The poll also indicated that 87% of viewers felt that the game offered value for money and 89% stated that they would watch sport on the web again. The landmark broadcast has also stirred an interesting debate on Digital Spy's Broadcasting forum.
It is estimated that between 250,000 and 300,000 people paid between £4.99 and £11.99 to purchase the game. However, the use of third-party sites and the marketing tie-up with Bet365 - in which users could watch the game for free after creating and funding a betting account - means that accurately estimating exact revenue from the project is difficult.
In a statement, Perform chairman Andrew Croker described the online broadcast as an "extremely successful and ground-breaking" initiative.
He added: "An innovative marketing approach particularly with national newspapers, betting and ISP affiliates meant that we were able to get this out to a broad audience and make it a huge success.
"Additionally, from a customer service, production and distribution point of view, we felt it went very smoothly."
Despite declining to confirm exact viewing figures for the game, Kentaro chief executive Philipp Grothe said that this approach to sports broadcasting would likely be replicated in future.
"Not only have we delivered Britain's largest ever live pay-to-view internet sports audience but commercially the venture has proved itself as a viable model for future games," he explained.
"Technology has ignited a revolution in people's viewing habits and there is a new sports broadcast platform developing on the broadband-enabled internet."

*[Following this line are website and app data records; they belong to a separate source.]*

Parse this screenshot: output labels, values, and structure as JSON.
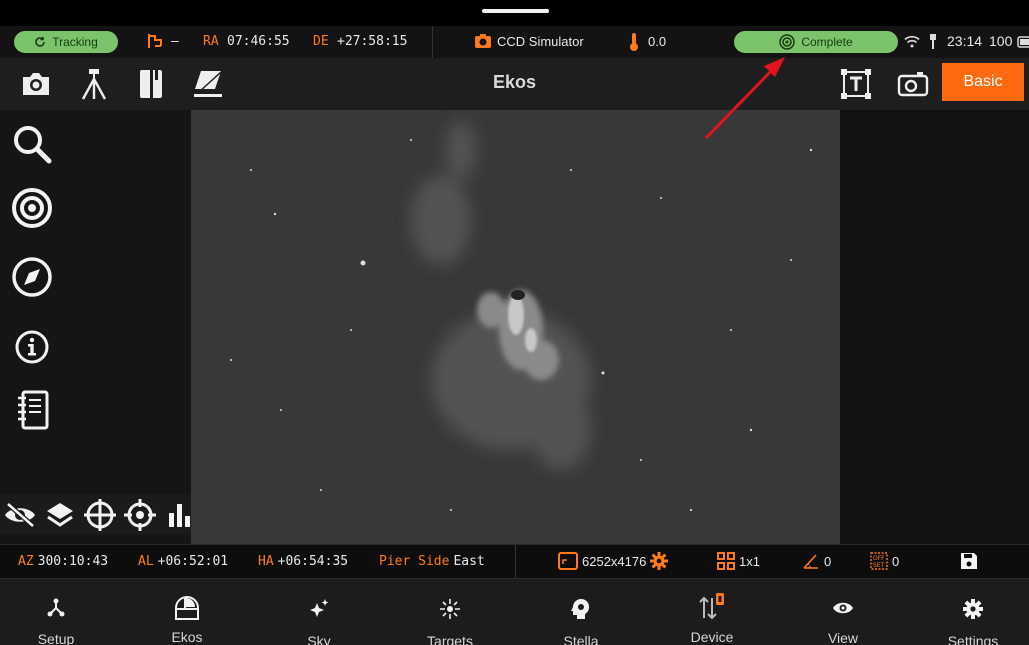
{
  "status": {
    "tracking_label": "Tracking",
    "mount_value": "–",
    "ra_label": "RA",
    "ra_value": "07:46:55",
    "de_label": "DE",
    "de_value": "+27:58:15",
    "camera_name": "CCD Simulator",
    "temperature": "0.0",
    "complete_label": "Complete",
    "time": "23:14",
    "battery": "100"
  },
  "toolbar": {
    "title": "Ekos",
    "basic_label": "Basic"
  },
  "info": {
    "az_label": "AZ",
    "az_value": "300:10:43",
    "al_label": "AL",
    "al_value": "+06:52:01",
    "ha_label": "HA",
    "ha_value": "+06:54:35",
    "pier_label": "Pier Side",
    "pier_value": "East",
    "resolution": "6252x4176",
    "binning": "1x1",
    "rotation_count": "0",
    "offset_count": "0"
  },
  "nav": [
    {
      "label": "Setup"
    },
    {
      "label": "Ekos"
    },
    {
      "label": "Sky"
    },
    {
      "label": "Targets"
    },
    {
      "label": "Stella"
    },
    {
      "label": "Device"
    },
    {
      "label": "View"
    },
    {
      "label": "Settings"
    }
  ],
  "colors": {
    "accent": "#ff6a10",
    "status_green": "#7cc46b",
    "annotation_arrow": "#e0141c"
  },
  "icons": {
    "toolbar_left": [
      "camera-icon",
      "tripod-icon",
      "notebook-icon",
      "polar-align-icon"
    ],
    "toolbar_right": [
      "text-frame-icon",
      "snapshot-icon"
    ],
    "sidebar": [
      "search-icon",
      "target-icon",
      "compass-icon",
      "info-icon",
      "logbook-icon"
    ],
    "overlay": [
      "hide-icon",
      "layers-icon",
      "crosshair-icon",
      "target-crosshair-icon",
      "histogram-icon"
    ]
  }
}
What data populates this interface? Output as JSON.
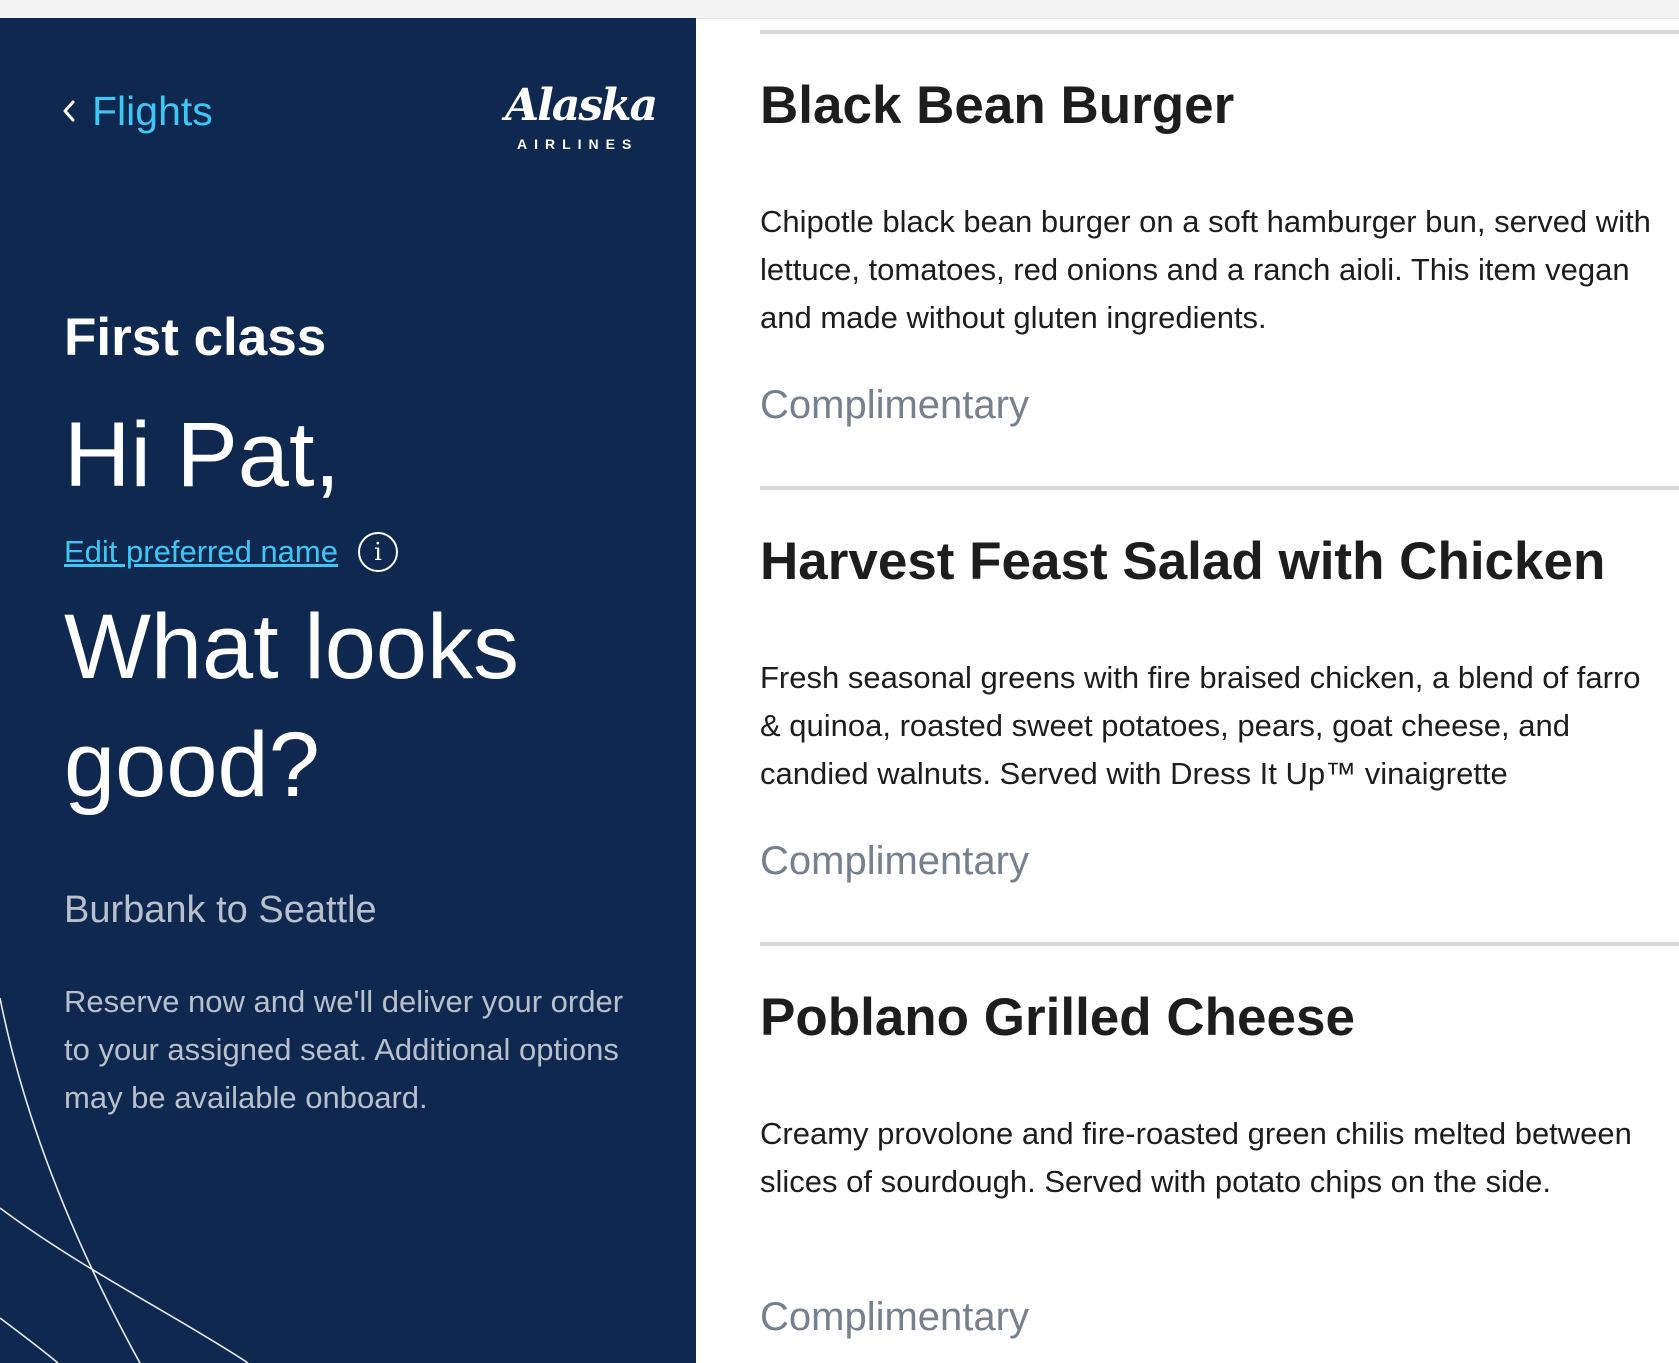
{
  "header": {
    "back_label": "Flights",
    "logo_name": "Alaska",
    "logo_sub": "AIRLINES"
  },
  "hero": {
    "cabin": "First class",
    "greeting": "Hi Pat,",
    "edit_name_label": "Edit preferred name",
    "question": "What looks good?",
    "route": "Burbank to Seattle",
    "note": "Reserve now and we'll deliver your order to your assigned seat. Additional options may be available onboard."
  },
  "menu": {
    "items": [
      {
        "title": "Black Bean Burger",
        "description": "Chipotle black bean burger on a soft hamburger bun, served with lettuce, tomatoes, red onions and a ranch aioli. This item vegan and made without gluten ingredients.",
        "price": "Complimentary"
      },
      {
        "title": "Harvest Feast Salad with Chicken",
        "description": "Fresh seasonal greens with fire braised chicken, a blend of farro & quinoa, roasted sweet potatoes, pears, goat cheese, and candied walnuts. Served with Dress It Up™ vinaigrette",
        "price": "Complimentary"
      },
      {
        "title": "Poblano Grilled Cheese",
        "description": "Creamy provolone and fire-roasted green chilis melted between slices of sourdough. Served with potato chips on the side.",
        "price": "Complimentary"
      }
    ]
  },
  "colors": {
    "panel_bg": "#0f284f",
    "accent_link": "#40c6f5",
    "muted_text": "#b8c0cc",
    "price_text": "#77808e"
  },
  "icons": {
    "back": "chevron-left-icon",
    "info": "info-icon"
  }
}
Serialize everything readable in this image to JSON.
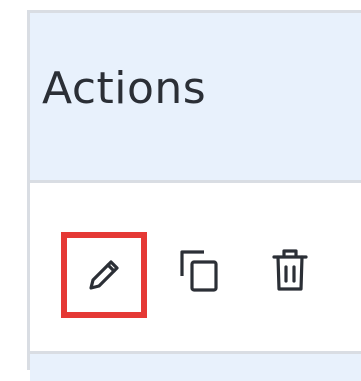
{
  "table": {
    "header": {
      "actions_label": "Actions"
    },
    "row": {
      "actions": [
        {
          "icon": "edit-icon",
          "highlighted": true
        },
        {
          "icon": "copy-icon",
          "highlighted": false
        },
        {
          "icon": "delete-icon",
          "highlighted": false
        }
      ]
    }
  },
  "colors": {
    "header_background": "#e8f1fc",
    "border": "#d9dde3",
    "highlight": "#e53935",
    "icon": "#2b2f36"
  }
}
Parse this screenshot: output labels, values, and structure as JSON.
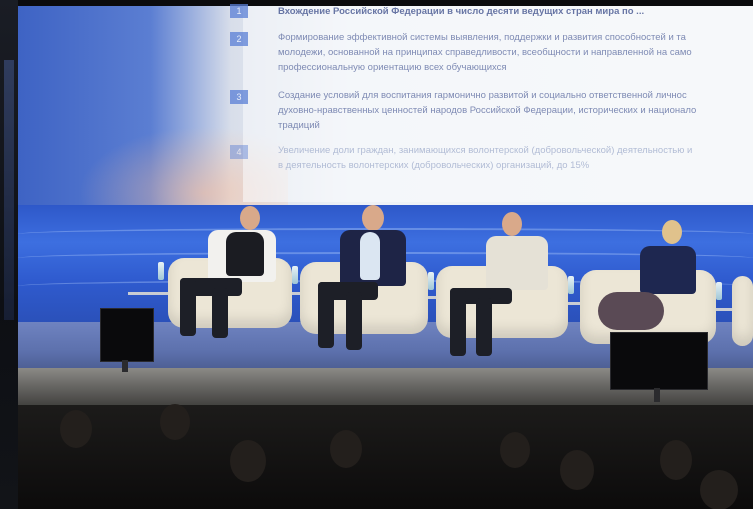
{
  "scene": "panel discussion on stage",
  "slide": {
    "items": [
      {
        "number": "1",
        "text": "Вхождение Российской Федерации в число десяти ведущих стран мира по ..."
      },
      {
        "number": "2",
        "text": "Формирование эффективной системы выявления, поддержки и развития способностей и та",
        "line2": "молодежи, основанной на принципах справедливости, всеобщности и направленной на само",
        "line3": "профессиональную ориентацию всех обучающихся"
      },
      {
        "number": "3",
        "text": "Создание условий для воспитания гармонично развитой и социально ответственной личнос",
        "line2": "духовно-нравственных ценностей народов Российской Федерации, исторических и национало",
        "line3": "традиций"
      },
      {
        "number": "4",
        "text": "Увеличение доли граждан, занимающихся волонтерской (добровольческой) деятельностью и",
        "line2": "в деятельность волонтерских (добровольческих) организаций, до 15%"
      }
    ]
  },
  "colors": {
    "stage_blue": "#2f5bcf",
    "chair": "#ece6d6",
    "slide_accent": "#5a7fd6"
  }
}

After having a £1m bid for the rights knocked back by Kentaro, the BBC agreed a late deal to show highlights of the match, which attracted a peak audience of 4.3m viewers.